Thomas Thomches, Otisville, N.Y., appellant pro se.
Eric T. Schneiderman, Attorney General, New York, N.Y. (Richard Dearing and Valerie Figueredo of counsel), for respondent.
WILLIAM F. MASTRO, J.P., L. PRISCILLA HALL, PLUMMER E. LOTT, SANDRA L. SGROI, JJ.
DECISION & ORDER
In a proceeding pursuant to CPLR article 78 to review a determination of the New York State Board of Parole dated April 13, 2011, which, after a hearing, denied the petitioner's request to be released to parole, the petitioner appeals from a judgment of the Supreme Court, Orange County (Marx, J.), dated March 29, 2012, which denied the petition and dismissed the proceeding.
ORDERED that the judgment is affirmed, without costs or disbursements.
In determining whether to grant parole to an inmate, the New York State Board of Parole (hereinafter the Parole Board) is required to consider a number of statutory factors (see Executive Law § 259-i[c]; Matter of King v New York State Div. of Parole, 83 N.Y.2d 788, 790). However, the Parole Board is not required to give each factor equal weight, or to articulate each statutory factor considered (see Matter of Vigliotti v State of N.Y. Exec. Div. of Parole, 98 A.D.3d 789, 790; Matter of Stanley v New York State Div. of Parole, 92 A.D.3d 948; Matter of Miller v New York State Div. of Parole, 72 A.D.3d 690, 691). "Absent a convincing demonstration to the contrary, the [Parole] Board is presumed to have acted properly in accordance with statutory requirements, and judicial intervention is warranted only where there is a showing of irrationality bordering on impropriety" (Matter of Hanson v New York State Bd. of Parole, 57 A.D.3d 994, 994 [internal quotation marks omitted]; see Matter of Silmon v Travis, 95 N.Y.2d 470, 476; Matter of Hardwick v Dennison, 43 A.D.3d 406, 407).

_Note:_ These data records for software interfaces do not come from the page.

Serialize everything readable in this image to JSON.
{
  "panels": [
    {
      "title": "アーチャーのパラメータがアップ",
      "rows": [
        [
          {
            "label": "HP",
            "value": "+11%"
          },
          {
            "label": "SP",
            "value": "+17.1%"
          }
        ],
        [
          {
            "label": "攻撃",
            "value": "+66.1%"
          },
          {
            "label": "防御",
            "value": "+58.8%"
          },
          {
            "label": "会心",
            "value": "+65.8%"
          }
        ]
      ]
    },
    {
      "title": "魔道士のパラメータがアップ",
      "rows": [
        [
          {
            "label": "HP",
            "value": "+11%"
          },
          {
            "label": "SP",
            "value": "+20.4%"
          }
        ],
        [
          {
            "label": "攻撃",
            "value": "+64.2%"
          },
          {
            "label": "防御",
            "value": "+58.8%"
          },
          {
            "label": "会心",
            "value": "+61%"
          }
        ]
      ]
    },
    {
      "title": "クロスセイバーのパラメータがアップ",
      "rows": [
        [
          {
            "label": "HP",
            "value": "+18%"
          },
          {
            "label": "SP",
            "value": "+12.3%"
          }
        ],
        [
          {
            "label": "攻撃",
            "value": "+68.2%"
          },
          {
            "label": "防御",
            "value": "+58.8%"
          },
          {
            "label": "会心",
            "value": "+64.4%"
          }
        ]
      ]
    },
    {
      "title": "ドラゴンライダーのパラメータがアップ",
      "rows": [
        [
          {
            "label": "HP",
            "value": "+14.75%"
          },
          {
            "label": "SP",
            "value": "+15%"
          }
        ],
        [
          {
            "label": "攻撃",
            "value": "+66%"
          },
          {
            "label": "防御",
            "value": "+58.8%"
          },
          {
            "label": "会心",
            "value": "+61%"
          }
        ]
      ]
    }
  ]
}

Contrary to the petitioner's contention, the record in this proceeding demonstrates that the Parole Board considered the requisite statutory factors in reaching its determination. In addition, in reviewing that determination, the Supreme Court did not impermissibly substitute its own grounds for those relied upon by the Parole Board. Since the petitioner failed to establish that the determination was irrational, the proceeding was properly dismissed (see e.g. Matter of Stanley v New York State Div. of Parole, 92 A.D.3d 948; Matter of Miller v New York State ...